One of the highlights for me last month was attending a UNESCO conference up on Butchella Country on K’gari (Fraser Island). There were representatives from island and coastal Biospheres in all corners of the globe (including Finland, Brazil, the Maldives and the Isle of Wight to name a few), as well as from UNESCO itself. Island and coastal biospheres are all particularly vulnerable to climate change, so it was a great opportunity to share with each other the projects and solutions we’re developing and implementing to leverage our joint knowledge. Blue carbon projects involving mangroves and seagrasses were a common theme so we will continue to utilise these international linkages for our own Blue Carbon program here in the Western Port Biosphere Reserve (see hot topic here for more information about the Ministerial announcement Climate action gets a $1.2 million boost in Western Port – Western Port Biosphere).

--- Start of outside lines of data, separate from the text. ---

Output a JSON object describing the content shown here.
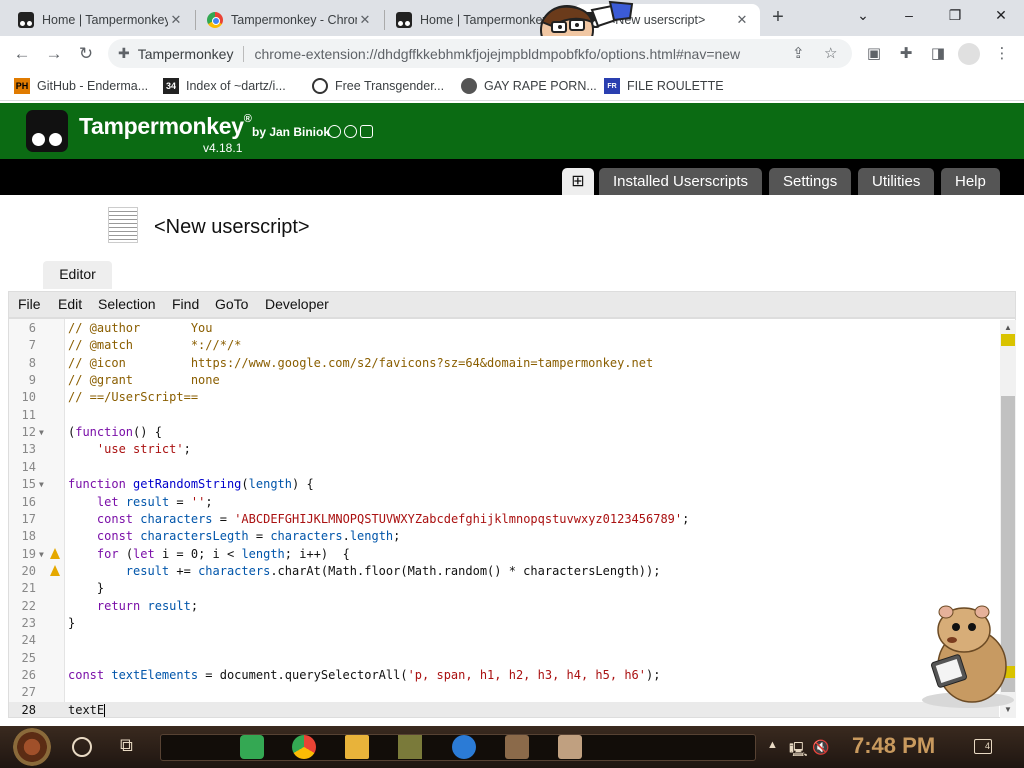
{
  "browser": {
    "tabs": [
      {
        "title": "Home | Tampermonkey",
        "favicon": "tampermonkey-icon"
      },
      {
        "title": "Tampermonkey - Chrome Web Store",
        "favicon": "chrome-web-store-icon"
      },
      {
        "title": "Home | Tampermonkey",
        "favicon": "tampermonkey-icon"
      },
      {
        "title": "<New userscript>",
        "favicon": "tampermonkey-icon"
      }
    ],
    "close_glyph": "✕",
    "new_tab": "+",
    "window_controls": {
      "minimize": "–",
      "restore": "❐",
      "close": "✕",
      "tab_search": "⌄"
    },
    "omnibox": {
      "extension_name": "Tampermonkey",
      "url": "chrome-extension://dhdgffkkebhmkfjojejmpbldmpobfkfo/options.html#nav=new"
    },
    "bookmarks": [
      {
        "label": "GitHub - Enderma...",
        "icon": "ph-icon",
        "icon_text": "PH"
      },
      {
        "label": "Index of ~dartz/i...",
        "icon": "index-icon",
        "icon_text": "34"
      },
      {
        "label": "Free Transgender...",
        "icon": "site-icon",
        "icon_text": ""
      },
      {
        "label": "GAY RAPE PORN...",
        "icon": "globe-icon",
        "icon_text": ""
      },
      {
        "label": "FILE ROULETTE",
        "icon": "file-roulette-icon",
        "icon_text": "FR"
      }
    ]
  },
  "tm": {
    "title": "Tampermonkey",
    "registered": "®",
    "by": "by Jan Biniok",
    "version": "v4.18.1",
    "nav": [
      "Installed Userscripts",
      "Settings",
      "Utilities",
      "Help"
    ],
    "plus": "⊞",
    "script_name": "<New userscript>",
    "editor_tab": "Editor",
    "menu": [
      "File",
      "Edit",
      "Selection",
      "Find",
      "GoTo",
      "Developer"
    ]
  },
  "code_lines": [
    {
      "n": "6",
      "text": "// @author       You",
      "kind": "comment"
    },
    {
      "n": "7",
      "text": "// @match        *://*/*",
      "kind": "comment"
    },
    {
      "n": "8",
      "text": "// @icon         https://www.google.com/s2/favicons?sz=64&domain=tampermonkey.net",
      "kind": "comment"
    },
    {
      "n": "9",
      "text": "// @grant        none",
      "kind": "comment"
    },
    {
      "n": "10",
      "text": "// ==/UserScript==",
      "kind": "comment"
    },
    {
      "n": "11",
      "text": "",
      "kind": "plain"
    },
    {
      "n": "12",
      "text": "(function() {",
      "kind": "fn",
      "fold": true
    },
    {
      "n": "13",
      "text": "    'use strict';",
      "kind": "string"
    },
    {
      "n": "14",
      "text": "",
      "kind": "plain"
    },
    {
      "n": "15",
      "text": "function getRandomString(length) {",
      "kind": "fndef",
      "fold": true
    },
    {
      "n": "16",
      "text": "    let result = '';",
      "kind": "let"
    },
    {
      "n": "17",
      "text": "    const characters = 'ABCDEFGHIJKLMNOPQSTUVWXYZabcdefghijklmnopqstuvwxyz0123456789';",
      "kind": "const-str"
    },
    {
      "n": "18",
      "text": "    const charactersLegth = characters.length;",
      "kind": "const"
    },
    {
      "n": "19",
      "text": "    for (let i = 0; i < length; i++)  {",
      "kind": "for",
      "fold": true,
      "warn": true
    },
    {
      "n": "20",
      "text": "        result += characters.charAt(Math.floor(Math.random() * charactersLength));",
      "kind": "plain",
      "warn": true
    },
    {
      "n": "21",
      "text": "    }",
      "kind": "plain"
    },
    {
      "n": "22",
      "text": "    return result;",
      "kind": "return"
    },
    {
      "n": "23",
      "text": "}",
      "kind": "plain"
    },
    {
      "n": "24",
      "text": "",
      "kind": "plain"
    },
    {
      "n": "25",
      "text": "",
      "kind": "plain"
    },
    {
      "n": "26",
      "text": "const textElements = document.querySelectorAll('p, span, h1, h2, h3, h4, h5, h6');",
      "kind": "const-str2"
    },
    {
      "n": "27",
      "text": "",
      "kind": "plain"
    },
    {
      "n": "28",
      "text": "textE",
      "kind": "plain",
      "current": true
    }
  ],
  "taskbar": {
    "clock": "7:48 PM",
    "notifications": "4"
  },
  "colors": {
    "tm_green": "#0b6b13",
    "nav_black": "#000000",
    "warning": "#e5a800"
  }
}
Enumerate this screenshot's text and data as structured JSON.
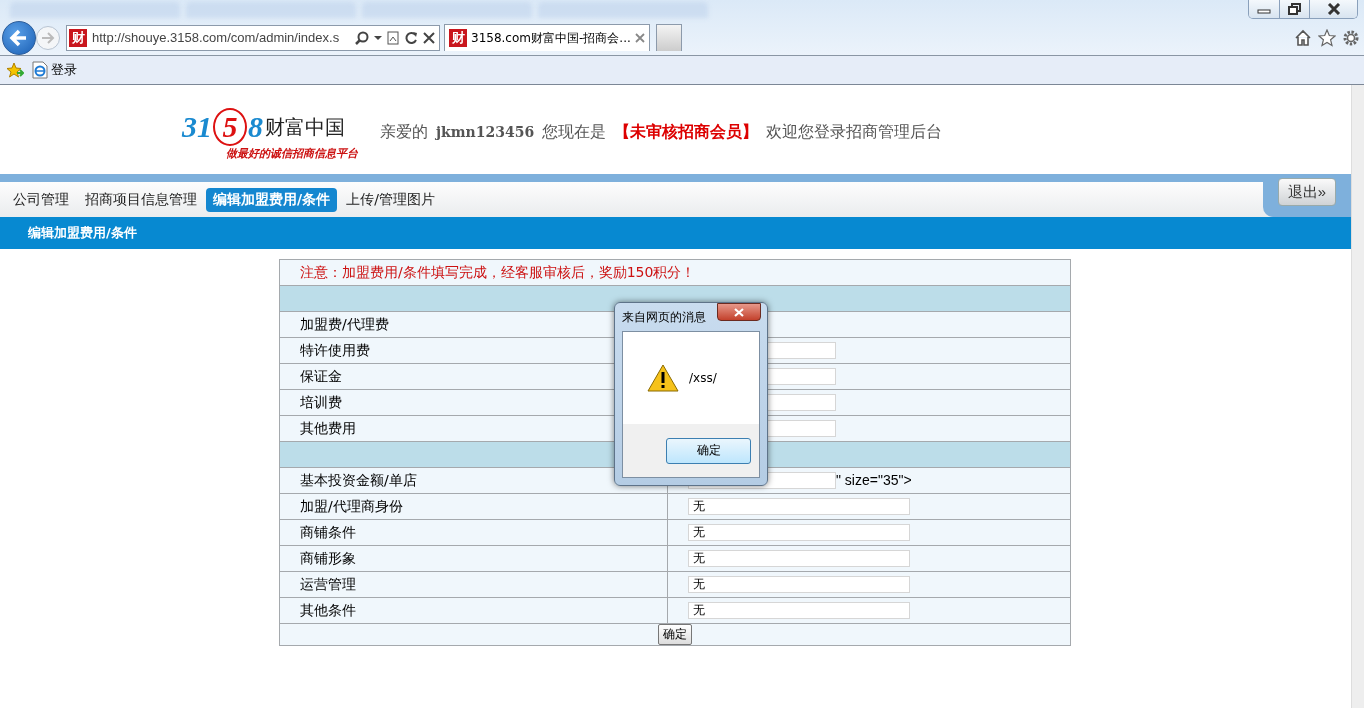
{
  "browser": {
    "address": {
      "favicon": "财",
      "url": "http://shouye.3158.com/com/admin/index.s"
    },
    "tab": {
      "favicon": "财",
      "title": "3158.com财富中国-招商会..."
    },
    "favorites": [
      {
        "label": "登录"
      }
    ]
  },
  "header": {
    "logo": {
      "parts": [
        {
          "text": "31",
          "accent": false
        },
        {
          "text": "5",
          "accent": true
        },
        {
          "text": "8",
          "accent": false
        }
      ],
      "name": "财富中国",
      "slogan": "做最好的诚信招商信息平台"
    },
    "greeting": [
      {
        "text": "亲爱的",
        "kind": "plain"
      },
      {
        "text": "jkmn123456",
        "kind": "user"
      },
      {
        "text": "您现在是",
        "kind": "plain"
      },
      {
        "text": "【未审核招商会员】",
        "kind": "status"
      },
      {
        "text": "欢迎您登录招商管理后台",
        "kind": "plain"
      }
    ]
  },
  "nav": {
    "tabs": [
      {
        "label": "公司管理",
        "selected": false
      },
      {
        "label": "招商项目信息管理",
        "selected": false
      },
      {
        "label": "编辑加盟费用/条件",
        "selected": true
      },
      {
        "label": "上传/管理图片",
        "selected": false
      }
    ],
    "logout": "退出»"
  },
  "subbar": {
    "title": "编辑加盟费用/条件"
  },
  "form": {
    "notice": "注意：加盟费用/条件填写完成，经客服审核后，奖励150积分！",
    "rows": [
      {
        "kind": "section"
      },
      {
        "kind": "label",
        "label": "加盟费/代理费"
      },
      {
        "kind": "input",
        "label": "特许使用费"
      },
      {
        "kind": "input",
        "label": "保证金"
      },
      {
        "kind": "input",
        "label": "培训费"
      },
      {
        "kind": "input",
        "label": "其他费用"
      },
      {
        "kind": "section"
      },
      {
        "kind": "input",
        "label": "基本投资金额/单店",
        "suffix": "\" size=\"35\">"
      },
      {
        "kind": "input",
        "label": "加盟/代理商身份",
        "value": "无"
      },
      {
        "kind": "input",
        "label": "商铺条件",
        "value": "无"
      },
      {
        "kind": "input",
        "label": "商铺形象",
        "value": "无"
      },
      {
        "kind": "input",
        "label": "运营管理",
        "value": "无"
      },
      {
        "kind": "input",
        "label": "其他条件",
        "value": "无"
      }
    ],
    "submit": "确定"
  },
  "dialog": {
    "title": "来自网页的消息",
    "message": "/xss/",
    "button": "确定"
  }
}
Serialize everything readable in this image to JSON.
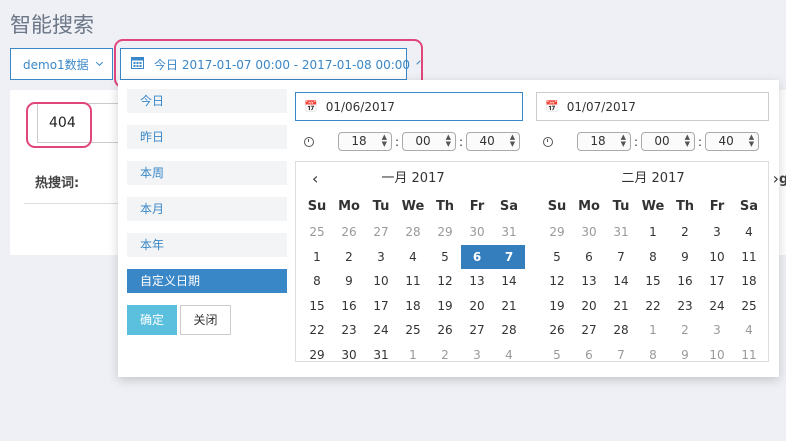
{
  "title": "智能搜索",
  "datasource_button": "demo1数据",
  "date_range_button": "今日 2017-01-07 00:00 - 2017-01-08 00:00",
  "search": {
    "value": "404"
  },
  "hot_label": "热搜词:",
  "hot_label_tail": "g",
  "ranges": [
    "今日",
    "昨日",
    "本周",
    "本月",
    "本年",
    "自定义日期"
  ],
  "active_range": "自定义日期",
  "confirm": "确定",
  "close": "关闭",
  "start": {
    "date": "01/06/2017",
    "hour": "18",
    "minute": "00",
    "second": "40"
  },
  "end": {
    "date": "01/07/2017",
    "hour": "18",
    "minute": "00",
    "second": "40"
  },
  "calendars": [
    {
      "month": "一月 2017",
      "weekdays": [
        "Su",
        "Mo",
        "Tu",
        "We",
        "Th",
        "Fr",
        "Sa"
      ],
      "weeks": [
        [
          "25",
          "26",
          "27",
          "28",
          "29",
          "30",
          "31"
        ],
        [
          "1",
          "2",
          "3",
          "4",
          "5",
          "6",
          "7"
        ],
        [
          "8",
          "9",
          "10",
          "11",
          "12",
          "13",
          "14"
        ],
        [
          "15",
          "16",
          "17",
          "18",
          "19",
          "20",
          "21"
        ],
        [
          "22",
          "23",
          "24",
          "25",
          "26",
          "27",
          "28"
        ],
        [
          "29",
          "30",
          "31",
          "1",
          "2",
          "3",
          "4"
        ]
      ],
      "off": [
        "0-0",
        "0-1",
        "0-2",
        "0-3",
        "0-4",
        "0-5",
        "0-6",
        "5-3",
        "5-4",
        "5-5",
        "5-6"
      ],
      "selected": [
        "1-5",
        "1-6"
      ]
    },
    {
      "month": "二月 2017",
      "weekdays": [
        "Su",
        "Mo",
        "Tu",
        "We",
        "Th",
        "Fr",
        "Sa"
      ],
      "weeks": [
        [
          "29",
          "30",
          "31",
          "1",
          "2",
          "3",
          "4"
        ],
        [
          "5",
          "6",
          "7",
          "8",
          "9",
          "10",
          "11"
        ],
        [
          "12",
          "13",
          "14",
          "15",
          "16",
          "17",
          "18"
        ],
        [
          "19",
          "20",
          "21",
          "22",
          "23",
          "24",
          "25"
        ],
        [
          "26",
          "27",
          "28",
          "1",
          "2",
          "3",
          "4"
        ],
        [
          "5",
          "6",
          "7",
          "8",
          "9",
          "10",
          "11"
        ]
      ],
      "off": [
        "0-0",
        "0-1",
        "0-2",
        "4-3",
        "4-4",
        "4-5",
        "4-6",
        "5-0",
        "5-1",
        "5-2",
        "5-3",
        "5-4",
        "5-5",
        "5-6"
      ],
      "selected": []
    }
  ],
  "colors": {
    "accent": "#3a87c8",
    "highlight": "#e0467a",
    "selected": "#357ebd",
    "ok": "#5bc0de"
  }
}
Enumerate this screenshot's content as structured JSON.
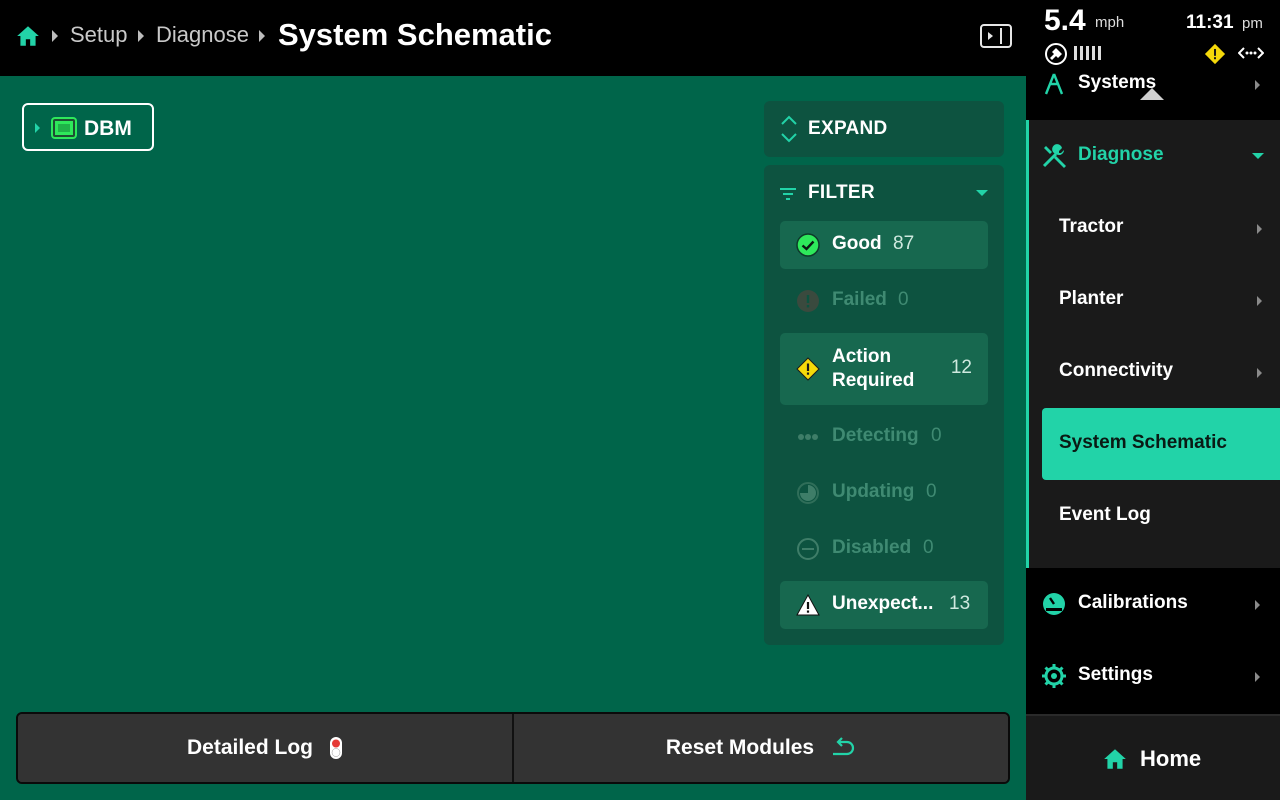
{
  "breadcrumb": {
    "items": [
      "Setup",
      "Diagnose"
    ],
    "title": "System Schematic"
  },
  "schematic": {
    "root_node": "DBM"
  },
  "controls": {
    "expand_label": "EXPAND",
    "filter_label": "FILTER"
  },
  "filters": [
    {
      "label": "Good",
      "count": "87",
      "icon": "check-circle-icon",
      "state": "active"
    },
    {
      "label": "Failed",
      "count": "0",
      "icon": "exclamation-circle-icon",
      "state": "dim"
    },
    {
      "label": "Action Required",
      "count": "12",
      "icon": "warning-diamond-icon",
      "state": "active"
    },
    {
      "label": "Detecting",
      "count": "0",
      "icon": "dots-icon",
      "state": "dim"
    },
    {
      "label": "Updating",
      "count": "0",
      "icon": "progress-circle-icon",
      "state": "dim"
    },
    {
      "label": "Disabled",
      "count": "0",
      "icon": "minus-circle-icon",
      "state": "dim"
    },
    {
      "label": "Unexpect...",
      "count": "13",
      "icon": "warning-triangle-icon",
      "state": "active"
    }
  ],
  "actions": {
    "detailed_log": "Detailed Log",
    "reset_modules": "Reset Modules"
  },
  "status": {
    "speed": "5.4",
    "speed_unit": "mph",
    "time": "11:31",
    "ampm": "pm"
  },
  "nav": {
    "systems": "Systems",
    "diagnose": "Diagnose",
    "sub": [
      "Tractor",
      "Planter",
      "Connectivity",
      "System Schematic",
      "Event Log"
    ],
    "calibrations": "Calibrations",
    "settings": "Settings",
    "home": "Home"
  },
  "colors": {
    "accent": "#22d3a8",
    "main_bg": "#00654a",
    "panel_bg": "#0d5340",
    "good": "#2ee85b",
    "warning": "#f5d90a"
  }
}
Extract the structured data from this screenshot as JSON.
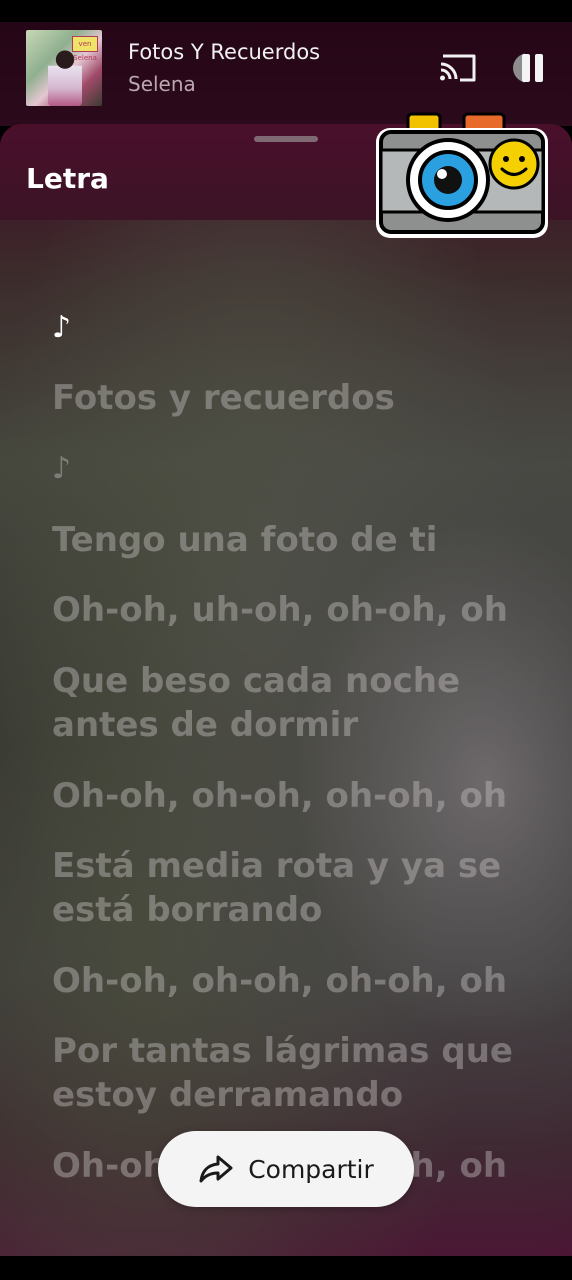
{
  "mini_player": {
    "title": "Fotos Y Recuerdos",
    "artist": "Selena",
    "album_badge": "ven Selena",
    "cast_icon": "cast-icon",
    "pause_icon": "pause-icon"
  },
  "sheet": {
    "title": "Letra",
    "sticker_icon": "camera-smiley-sticker"
  },
  "lyrics": [
    {
      "text": "♪",
      "active": true
    },
    {
      "text": "Fotos y recuerdos"
    },
    {
      "text": "♪"
    },
    {
      "text": "Tengo una foto de ti"
    },
    {
      "text": "Oh-oh, uh-oh, oh-oh, oh"
    },
    {
      "text": "Que beso cada noche antes de dormir"
    },
    {
      "text": "Oh-oh, oh-oh, oh-oh, oh"
    },
    {
      "text": "Está media rota y ya se está borrando"
    },
    {
      "text": "Oh-oh, oh-oh, oh-oh, oh"
    },
    {
      "text": "Por tantas lágrimas que estoy derramando"
    },
    {
      "text": "Oh-oh, oh-oh, oh-oh, oh"
    }
  ],
  "share": {
    "label": "Compartir",
    "icon": "share-arrow-icon"
  },
  "colors": {
    "header_bg": "#4a0f2b",
    "active_lyric": "#ffffff",
    "inactive_lyric": "rgba(200,196,196,0.42)"
  }
}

The Butchella people are the Traditional Custodians of K’gari and they shared their knowledge of Country with us, as well as the importance of the recent formal recognition by the Queensland Government of their connection to Country through the change of name to K’gari this year. I wasn’t aware of the origin of the name ‘Fraser Island’ – if you’re interested, there’s some background here.
Voting is now open for the Referendum on the Voice to Parliament to recognise First Peoples in the Constitution. The Biosphere Foundation supports a ‘Yes’ vote – more details can be found on our website, in this Connector and through our socials.
I’d like to thank Luke from McConnell Dowell for inviting me to visit a significant road upgrade project in Koo Wee Rup to see the habitat initiatives they’re implementing. Traditionally roads have represented a threat to fauna as they are barriers to wildlife traversing the landscape. If animals do attempt to cross roads, this can often result in accidents with cars, or death. I’ve heard that there has been an increased number of wildlife incidents on roads on the Mornington Peninsula in recent weeks. This issue is another example of the challenges of our modern society – how to balance the needs of nature with the desire of humans to drive around? Wildlife corridors are a critical part of the solution, so it is great to see the increased construction of road crossings for fauna. At the Koo Wee Rup road upgrade, there are dry tunnels under the road in a number of key points to allow bandicoots to cross roads safely, as well as wet tunnels and ponds to provide frog crossings and habitat. Monitoring will be put in place to assess the effectiveness of these designs, which will support their continuous improvement to see better outcomes for wildlife.
We’ve had very positive feedback about our recent ‘All Things Western Port’ forum in Hastings. Thanks to Melbourne Water for supporting this event – it was great to bring together community members, scientific, and our partners to discuss both the on-ground work, as well as the scientific research underway for the Western Port region. All the tickets were snapped up for this event, so we look forward to having more events like this to continue the conversations and bring people together.
I hope you enjoy the articles from the team and our partners and hope to see you somewhere in the Biosphere soon !